Presentation on theme: "1 Voltage Stability and Reactive Power Planning Entergy Transmission Planning Summit New Orleans, LA July 8, 2004 Entergy Transmission Planning Summit."— Presentation transcript:
1 Voltage Stability and Reactive Power Planning Entergy Transmission Planning Summit New Orleans, LA July 8, 2004 Entergy Transmission Planning Summit New Orleans, LA July 8, 2004
2 Reactive Power/Voltage Issues from the Northeast Blackout NERC Recommendations Background on Voltage Stability Reactive Power Requirements for Generators Voltage Stability Concerns in Entergy Summary Presentation Outline
3 Voltages decay to almost 60% and initiates loss of load Slow recovery leads to generators tripping 60% voltage level also observed in 1995 Phoenix-area blackout Voltage Profile During Aug 14 th Blackout
4 East Lake 5 Exciter Operation Exciter trips to manual Exciter trips completely
5 Power System Outage Task Force Strengthen Reactive Power and Control Practices in all NERC Regions “Reactive power problem was a significant factor in the August 14 outage, and they were also important elements in the several of the earlier outages” -Quote from the outage report
6 #7.Evaluate reactive power and voltage control practices. Evaluate the effectiveness of existing reactive power and voltage control standards and how they are being implemented in the NERC regions Recommend revisions to standards or process improvements to ensure voltage control and stability issues are adequately addressed #14.Improve system modeling data and data exchange practices. Establish and begin implementing criteria and procedures for validating data used in power flow/stability models by benchmarking model data with actual system performance Validated data shall be exchanged on an inter-regional basis NERC Recommendations Pertinent to Reactive Power Planning
7 What is Voltage Instability/Collapse? A power system undergoes voltage collapse if post- disturbance voltages are below acceptable limits: –Less than 0.8 PU –voltage collapse may be due to voltage or angular instability Main factor causing voltage instability is the inability of the power systems to maintain a proper balance of reactive power and voltage control

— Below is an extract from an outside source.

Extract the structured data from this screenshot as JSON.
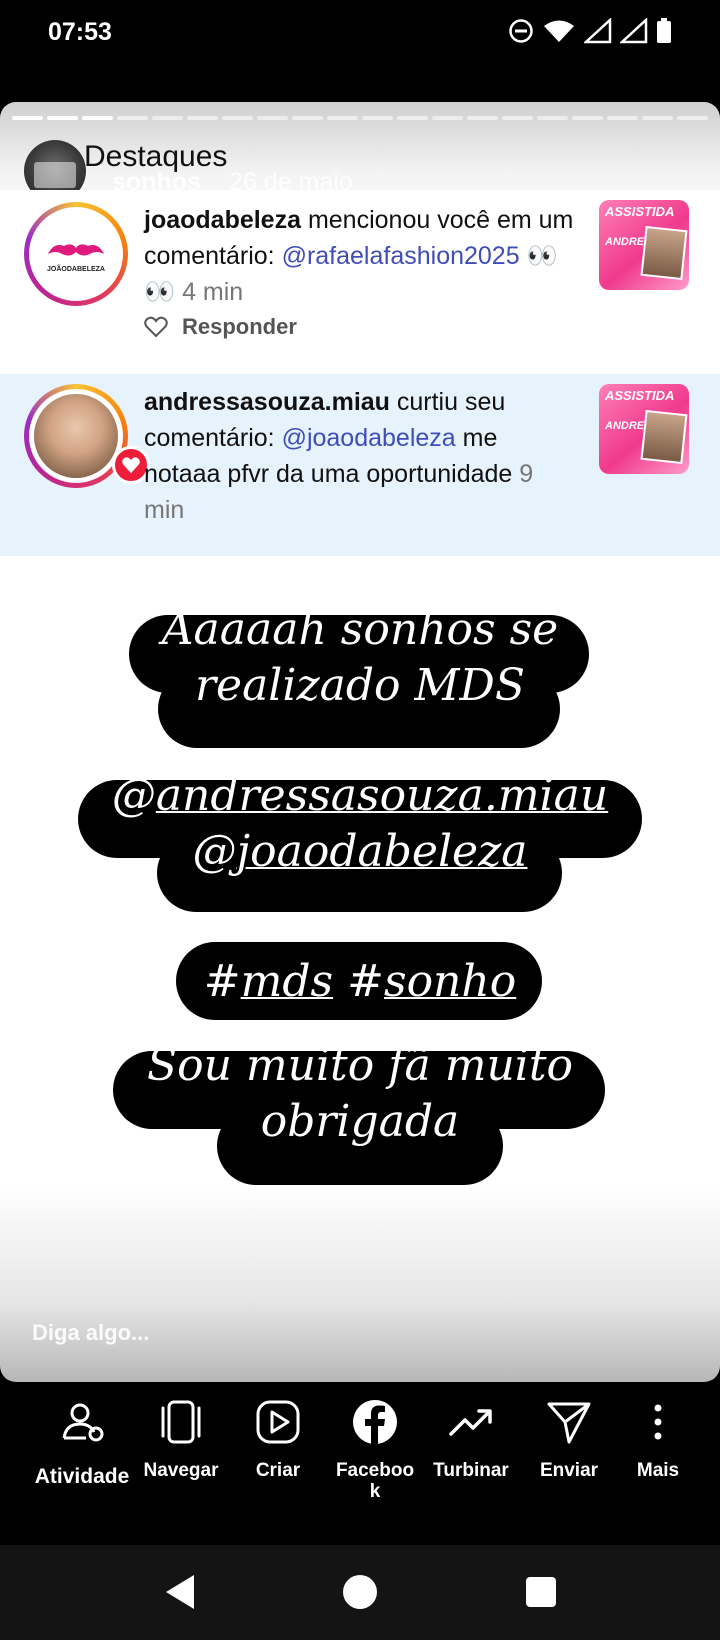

8 Voltage Instability/Collapse The driving force for voltage instability is usually the load. The possible outcome of voltage instability: –loss of loads –loss of integrity of the power system Voltage stability timeframe: –Short term/transient voltage instability: 0 - 30 seconds Motor dynamics/stalling OEL’s –long-term voltage stability: 1 – 60 minutes Tap changers/Voltage regulators OEL’s

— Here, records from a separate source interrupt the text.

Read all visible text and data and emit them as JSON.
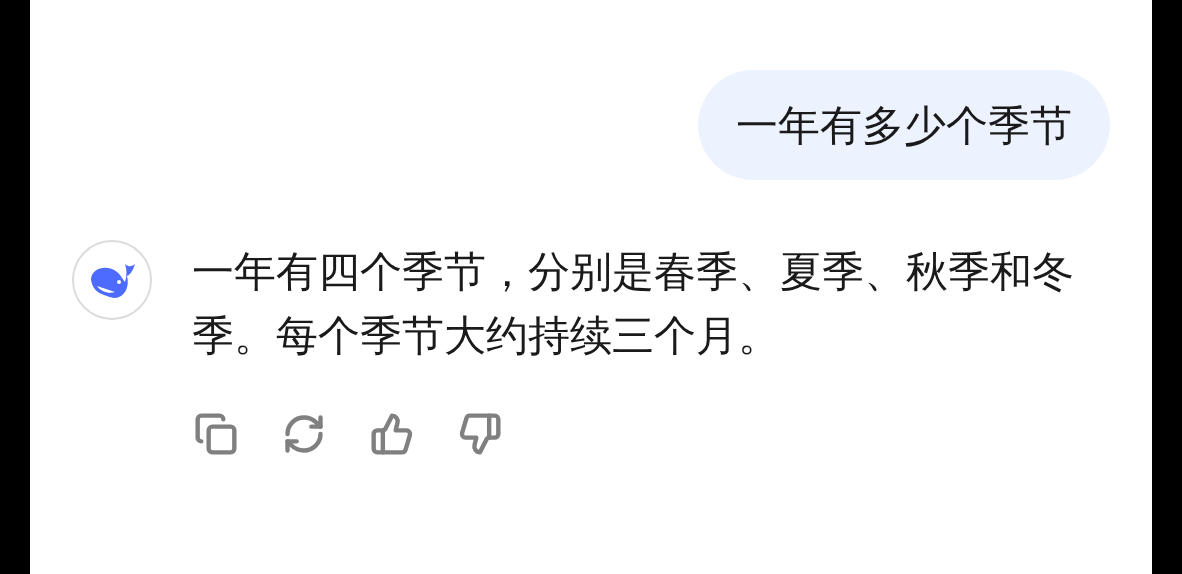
{
  "messages": [
    {
      "kind": "user",
      "text": "一年有多少个季节"
    },
    {
      "kind": "assistant",
      "text": "一年有四个季节，分别是春季、夏季、秋季和冬季。每个季节大约持续三个月。"
    }
  ]
}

11 Possible Solutions for Voltage Issues Install/Operate Shunt Capacitor Banks Add dynamic Shunt Compensation in the form of SVC/STATCOM to mitigate transient voltage dips Add Series Compensation on transmission lines in the problem area Implement under-voltage load shed (UVLS) program Construct transmission/generation facilities
12 MW Stator Winding Heating Limit - Per unit MVAR (Q) + 0.8 pf line Under-excitation Limit Lagging (Over-excited) Leading (Under-excited) Normal Excitation (Q = 0, pF = 1) Over-excitation Limit Stability Limit Generator Capability Curve
13 Reactive Power Requirements for Generators The facility should generate reactive power in accordance with the voltage schedule prescribed by the system dispatcher. Above 230 kV: 1.02 PU 230 kV: 1.01 PU 69 kV – 161 kV: 1.00 PU The facility shall have a reactive power capability to maintain a power factor between 0.95 lagging and 0.97 leading. Units must be operated with the voltage regulator in auto mode. Generator may be required to operate at its maximum reactive capability to meet required voltage schedules. Ensure that adequate reactive reserves are available so that the system can be restored satisfactorily.
14 Areas of Voltage Stability Concern West of the Atchafalaya Basin (WOTAB) North Arkansas Southeast Louisiana Western Region Amite South/DSG Mississippi
15 Reactive Power Projects Implemented in Entergy Down Stream of Gypsy (DSG) Area: 300 MVAR Shunt Capacitor Banks - 2004 Automatic Under Voltage Load Shedding Program - 2004 Static exciter at Ninemile 4 Unit - 2004 200 MVAR Shunt Capacitor Banks – 2005 300 MVAR SVC at Ninemile 230 kV – 2005 Western Region: Automatic Under Voltage Load Shedding Program – 1998/modified 2004 Series Compensation on China-Jacinto 230 KV line – 2001 300 MVAR SVC at Porter 230 kV – 2005 Series Compensation on China – Porter 230 kV line - 2005
16 Summary The increasing need to operate the transmission system at its maximum safe transfer limit has become a primary concern at most utilities. Reactive power supply or VAR management is an important ingredient in maintaining healthy power system voltages and facilitating power transfers. Inadequate reactive power supply was a major factor in most of the recent blackouts.